## REQUIRED ACTION
Restate the listing below word for word, and leave its pictures behind.

── MATERIALS PROVIDED ──

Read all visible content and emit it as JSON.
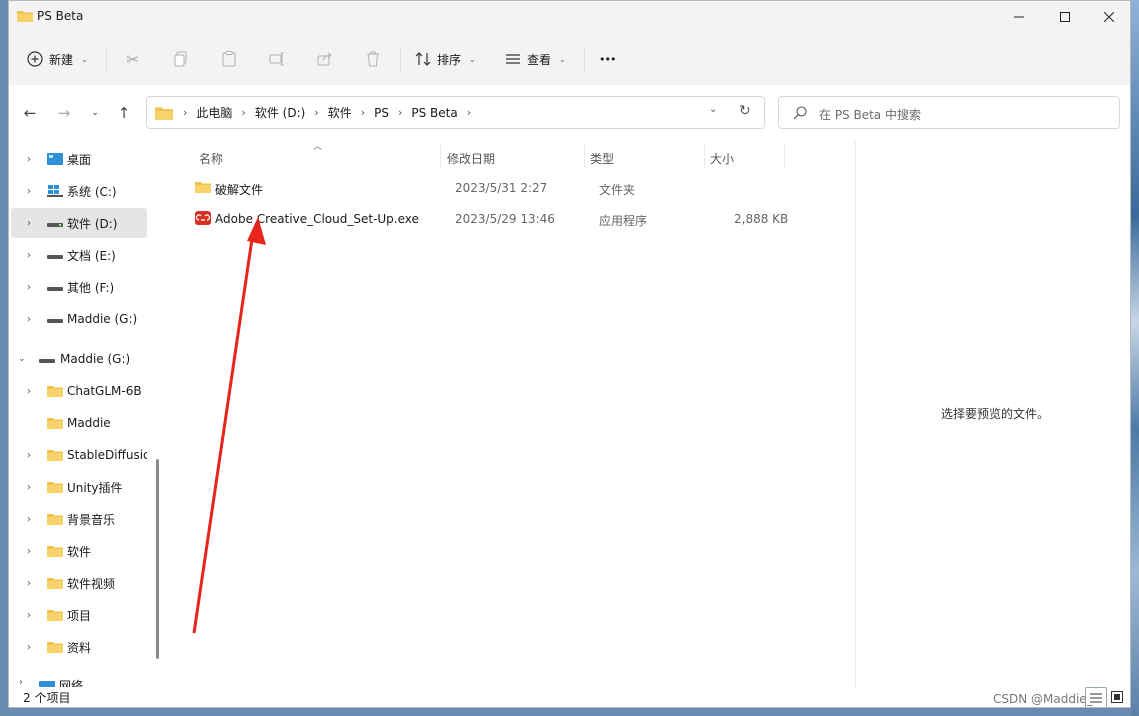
{
  "window": {
    "title": "PS Beta"
  },
  "toolbar": {
    "new_label": "新建",
    "sort_label": "排序",
    "view_label": "查看",
    "more_label": "•••"
  },
  "breadcrumb": {
    "items": [
      "此电脑",
      "软件 (D:)",
      "软件",
      "PS",
      "PS Beta"
    ]
  },
  "search": {
    "placeholder": "在 PS Beta 中搜索"
  },
  "sidebar": {
    "items": [
      {
        "label": "桌面"
      },
      {
        "label": "系统 (C:)"
      },
      {
        "label": "软件 (D:)"
      },
      {
        "label": "文档 (E:)"
      },
      {
        "label": "其他 (F:)"
      },
      {
        "label": "Maddie (G:)"
      },
      {
        "label": "Maddie (G:)"
      },
      {
        "label": "ChatGLM-6B"
      },
      {
        "label": "Maddie"
      },
      {
        "label": "StableDiffusio"
      },
      {
        "label": "Unity插件"
      },
      {
        "label": "背景音乐"
      },
      {
        "label": "软件"
      },
      {
        "label": "软件视频"
      },
      {
        "label": "项目"
      },
      {
        "label": "资料"
      },
      {
        "label": "网络"
      }
    ]
  },
  "columns": {
    "name": "名称",
    "modified": "修改日期",
    "type": "类型",
    "size": "大小"
  },
  "files": [
    {
      "name": "破解文件",
      "modified": "2023/5/31 2:27",
      "type": "文件夹",
      "size": ""
    },
    {
      "name": "Adobe Creative_Cloud_Set-Up.exe",
      "modified": "2023/5/29 13:46",
      "type": "应用程序",
      "size": "2,888 KB"
    }
  ],
  "preview_text": "选择要预览的文件。",
  "status": {
    "item_count": "2 个项目"
  },
  "watermark": "CSDN @Maddie_",
  "colors": {
    "folder": "#f0c24b",
    "accent": "#d93025",
    "arrow": "#e8251d"
  }
}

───

## EXPECTED ANSWER
Read all visible content and emit it as JSON.
{
  "window": {
    "title": "PS Beta"
  },
  "toolbar": {
    "new_label": "新建",
    "sort_label": "排序",
    "view_label": "查看",
    "more_label": "•••"
  },
  "breadcrumb": {
    "items": [
      "此电脑",
      "软件 (D:)",
      "软件",
      "PS",
      "PS Beta"
    ]
  },
  "search": {
    "placeholder": "在 PS Beta 中搜索"
  },
  "sidebar": {
    "items": [
      {
        "label": "桌面"
      },
      {
        "label": "系统 (C:)"
      },
      {
        "label": "软件 (D:)"
      },
      {
        "label": "文档 (E:)"
      },
      {
        "label": "其他 (F:)"
      },
      {
        "label": "Maddie (G:)"
      },
      {
        "label": "Maddie (G:)"
      },
      {
        "label": "ChatGLM-6B"
      },
      {
        "label": "Maddie"
      },
      {
        "label": "StableDiffusio"
      },
      {
        "label": "Unity插件"
      },
      {
        "label": "背景音乐"
      },
      {
        "label": "软件"
      },
      {
        "label": "软件视频"
      },
      {
        "label": "项目"
      },
      {
        "label": "资料"
      },
      {
        "label": "网络"
      }
    ]
  },
  "columns": {
    "name": "名称",
    "modified": "修改日期",
    "type": "类型",
    "size": "大小"
  },
  "files": [
    {
      "name": "破解文件",
      "modified": "2023/5/31 2:27",
      "type": "文件夹",
      "size": ""
    },
    {
      "name": "Adobe Creative_Cloud_Set-Up.exe",
      "modified": "2023/5/29 13:46",
      "type": "应用程序",
      "size": "2,888 KB"
    }
  ],
  "preview_text": "选择要预览的文件。",
  "status": {
    "item_count": "2 个项目"
  },
  "watermark": "CSDN @Maddie_",
  "colors": {
    "folder": "#f0c24b",
    "accent": "#d93025",
    "arrow": "#e8251d"
  }
}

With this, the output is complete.